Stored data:
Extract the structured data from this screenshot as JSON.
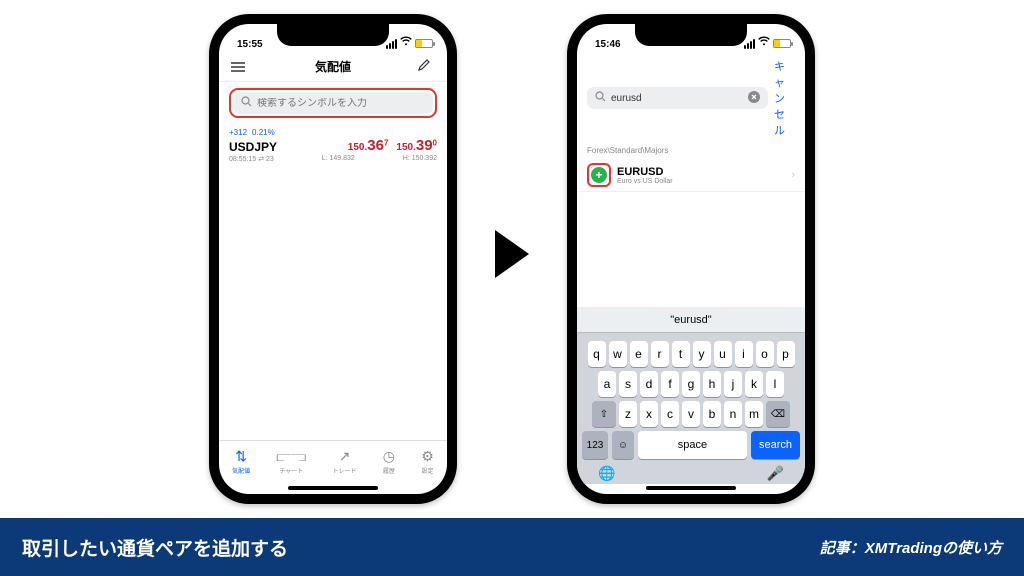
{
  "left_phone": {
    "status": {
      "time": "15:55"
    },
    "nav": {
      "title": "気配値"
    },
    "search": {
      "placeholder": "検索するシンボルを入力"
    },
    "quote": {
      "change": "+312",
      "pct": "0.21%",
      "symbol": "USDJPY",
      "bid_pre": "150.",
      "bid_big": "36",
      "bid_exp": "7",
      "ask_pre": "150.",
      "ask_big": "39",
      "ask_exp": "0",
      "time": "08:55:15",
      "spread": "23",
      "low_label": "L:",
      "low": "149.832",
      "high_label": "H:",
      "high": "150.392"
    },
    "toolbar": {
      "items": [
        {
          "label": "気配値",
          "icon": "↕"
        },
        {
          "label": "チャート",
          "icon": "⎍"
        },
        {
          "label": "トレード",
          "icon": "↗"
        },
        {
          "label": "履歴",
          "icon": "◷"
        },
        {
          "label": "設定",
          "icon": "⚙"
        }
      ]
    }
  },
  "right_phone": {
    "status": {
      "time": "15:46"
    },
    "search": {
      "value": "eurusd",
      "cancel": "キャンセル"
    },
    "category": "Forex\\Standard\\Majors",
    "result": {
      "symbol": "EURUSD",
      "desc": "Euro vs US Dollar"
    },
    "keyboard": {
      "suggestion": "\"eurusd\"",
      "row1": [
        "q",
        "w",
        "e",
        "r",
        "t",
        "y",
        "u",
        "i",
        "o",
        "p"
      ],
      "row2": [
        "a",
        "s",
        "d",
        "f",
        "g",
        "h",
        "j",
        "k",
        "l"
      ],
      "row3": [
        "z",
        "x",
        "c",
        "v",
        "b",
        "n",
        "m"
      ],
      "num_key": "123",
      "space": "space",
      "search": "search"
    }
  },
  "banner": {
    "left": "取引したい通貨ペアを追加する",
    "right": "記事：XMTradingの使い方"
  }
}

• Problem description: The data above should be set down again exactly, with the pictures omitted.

• The completed task:
Extract the structured data from this screenshot as JSON.
{
  "left_phone": {
    "status": {
      "time": "15:55"
    },
    "nav": {
      "title": "気配値"
    },
    "search": {
      "placeholder": "検索するシンボルを入力"
    },
    "quote": {
      "change": "+312",
      "pct": "0.21%",
      "symbol": "USDJPY",
      "bid_pre": "150.",
      "bid_big": "36",
      "bid_exp": "7",
      "ask_pre": "150.",
      "ask_big": "39",
      "ask_exp": "0",
      "time": "08:55:15",
      "spread": "23",
      "low_label": "L:",
      "low": "149.832",
      "high_label": "H:",
      "high": "150.392"
    },
    "toolbar": {
      "items": [
        {
          "label": "気配値",
          "icon": "↕"
        },
        {
          "label": "チャート",
          "icon": "⎍"
        },
        {
          "label": "トレード",
          "icon": "↗"
        },
        {
          "label": "履歴",
          "icon": "◷"
        },
        {
          "label": "設定",
          "icon": "⚙"
        }
      ]
    }
  },
  "right_phone": {
    "status": {
      "time": "15:46"
    },
    "search": {
      "value": "eurusd",
      "cancel": "キャンセル"
    },
    "category": "Forex\\Standard\\Majors",
    "result": {
      "symbol": "EURUSD",
      "desc": "Euro vs US Dollar"
    },
    "keyboard": {
      "suggestion": "\"eurusd\"",
      "row1": [
        "q",
        "w",
        "e",
        "r",
        "t",
        "y",
        "u",
        "i",
        "o",
        "p"
      ],
      "row2": [
        "a",
        "s",
        "d",
        "f",
        "g",
        "h",
        "j",
        "k",
        "l"
      ],
      "row3": [
        "z",
        "x",
        "c",
        "v",
        "b",
        "n",
        "m"
      ],
      "num_key": "123",
      "space": "space",
      "search": "search"
    }
  },
  "banner": {
    "left": "取引したい通貨ペアを追加する",
    "right": "記事：XMTradingの使い方"
  }
}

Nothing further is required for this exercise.